Component data from apps and pages:

===

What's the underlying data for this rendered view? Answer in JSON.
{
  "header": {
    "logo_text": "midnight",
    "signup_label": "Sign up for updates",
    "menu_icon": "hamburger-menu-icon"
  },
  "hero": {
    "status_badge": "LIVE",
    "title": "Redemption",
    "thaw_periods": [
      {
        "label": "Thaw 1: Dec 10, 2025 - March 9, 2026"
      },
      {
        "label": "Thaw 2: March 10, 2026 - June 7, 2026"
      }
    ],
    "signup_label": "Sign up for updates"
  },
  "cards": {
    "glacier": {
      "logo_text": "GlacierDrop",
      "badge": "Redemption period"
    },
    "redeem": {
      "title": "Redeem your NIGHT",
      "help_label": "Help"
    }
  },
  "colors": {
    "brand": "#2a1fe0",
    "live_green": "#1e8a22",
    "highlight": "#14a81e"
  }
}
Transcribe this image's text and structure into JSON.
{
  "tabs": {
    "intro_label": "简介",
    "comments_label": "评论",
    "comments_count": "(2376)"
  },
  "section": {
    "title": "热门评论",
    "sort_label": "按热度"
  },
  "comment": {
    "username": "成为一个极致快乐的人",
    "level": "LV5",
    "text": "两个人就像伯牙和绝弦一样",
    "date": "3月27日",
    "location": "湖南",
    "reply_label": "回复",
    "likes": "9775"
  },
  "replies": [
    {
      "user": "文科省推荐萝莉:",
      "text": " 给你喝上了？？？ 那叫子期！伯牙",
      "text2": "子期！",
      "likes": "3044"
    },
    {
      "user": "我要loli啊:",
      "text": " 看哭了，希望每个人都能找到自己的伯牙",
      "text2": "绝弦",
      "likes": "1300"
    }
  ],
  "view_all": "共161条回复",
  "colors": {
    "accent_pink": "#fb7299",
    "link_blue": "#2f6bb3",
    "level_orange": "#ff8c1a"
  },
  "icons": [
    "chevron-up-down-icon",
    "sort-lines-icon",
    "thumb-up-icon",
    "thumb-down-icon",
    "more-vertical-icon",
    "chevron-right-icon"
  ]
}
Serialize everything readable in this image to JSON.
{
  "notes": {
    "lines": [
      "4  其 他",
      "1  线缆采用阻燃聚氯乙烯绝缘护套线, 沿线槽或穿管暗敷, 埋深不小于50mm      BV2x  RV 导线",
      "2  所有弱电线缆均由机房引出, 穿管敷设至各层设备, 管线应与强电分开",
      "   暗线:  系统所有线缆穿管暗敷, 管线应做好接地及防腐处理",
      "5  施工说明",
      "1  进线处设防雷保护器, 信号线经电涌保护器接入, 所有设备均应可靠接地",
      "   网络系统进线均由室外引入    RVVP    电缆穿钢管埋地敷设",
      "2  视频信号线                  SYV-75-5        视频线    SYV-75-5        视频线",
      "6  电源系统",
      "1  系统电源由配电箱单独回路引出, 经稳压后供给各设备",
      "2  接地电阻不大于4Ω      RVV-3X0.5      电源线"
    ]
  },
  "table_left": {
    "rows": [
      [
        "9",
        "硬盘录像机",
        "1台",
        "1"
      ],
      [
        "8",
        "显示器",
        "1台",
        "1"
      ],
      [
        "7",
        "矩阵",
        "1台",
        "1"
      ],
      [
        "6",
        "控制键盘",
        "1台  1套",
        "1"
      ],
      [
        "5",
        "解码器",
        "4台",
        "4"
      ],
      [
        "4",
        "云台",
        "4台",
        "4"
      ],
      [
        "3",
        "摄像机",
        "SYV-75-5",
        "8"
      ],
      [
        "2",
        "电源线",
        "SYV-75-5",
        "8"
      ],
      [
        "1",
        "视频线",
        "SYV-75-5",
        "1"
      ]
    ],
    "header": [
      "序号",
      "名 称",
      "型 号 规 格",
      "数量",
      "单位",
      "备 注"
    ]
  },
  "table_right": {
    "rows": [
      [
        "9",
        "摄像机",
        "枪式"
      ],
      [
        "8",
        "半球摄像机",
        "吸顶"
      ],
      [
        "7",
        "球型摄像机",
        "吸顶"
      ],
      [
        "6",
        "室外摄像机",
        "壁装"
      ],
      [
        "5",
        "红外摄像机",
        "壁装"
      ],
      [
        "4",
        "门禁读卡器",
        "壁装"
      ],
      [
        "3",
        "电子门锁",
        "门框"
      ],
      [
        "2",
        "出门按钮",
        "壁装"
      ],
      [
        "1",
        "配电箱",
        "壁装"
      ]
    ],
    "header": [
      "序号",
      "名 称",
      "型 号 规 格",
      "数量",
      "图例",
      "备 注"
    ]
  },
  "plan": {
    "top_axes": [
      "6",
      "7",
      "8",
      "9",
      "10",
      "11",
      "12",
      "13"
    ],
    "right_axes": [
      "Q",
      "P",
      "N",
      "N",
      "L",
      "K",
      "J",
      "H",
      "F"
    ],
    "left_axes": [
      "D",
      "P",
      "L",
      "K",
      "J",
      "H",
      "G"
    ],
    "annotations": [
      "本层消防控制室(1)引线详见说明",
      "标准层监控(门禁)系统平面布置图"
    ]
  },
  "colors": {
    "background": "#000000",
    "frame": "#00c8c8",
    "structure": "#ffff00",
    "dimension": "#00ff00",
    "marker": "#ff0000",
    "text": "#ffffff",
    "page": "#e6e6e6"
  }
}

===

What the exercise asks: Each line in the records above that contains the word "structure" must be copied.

Task output:
Transcribe this image's text and structure into JSON.
    "structure": "#ffff00",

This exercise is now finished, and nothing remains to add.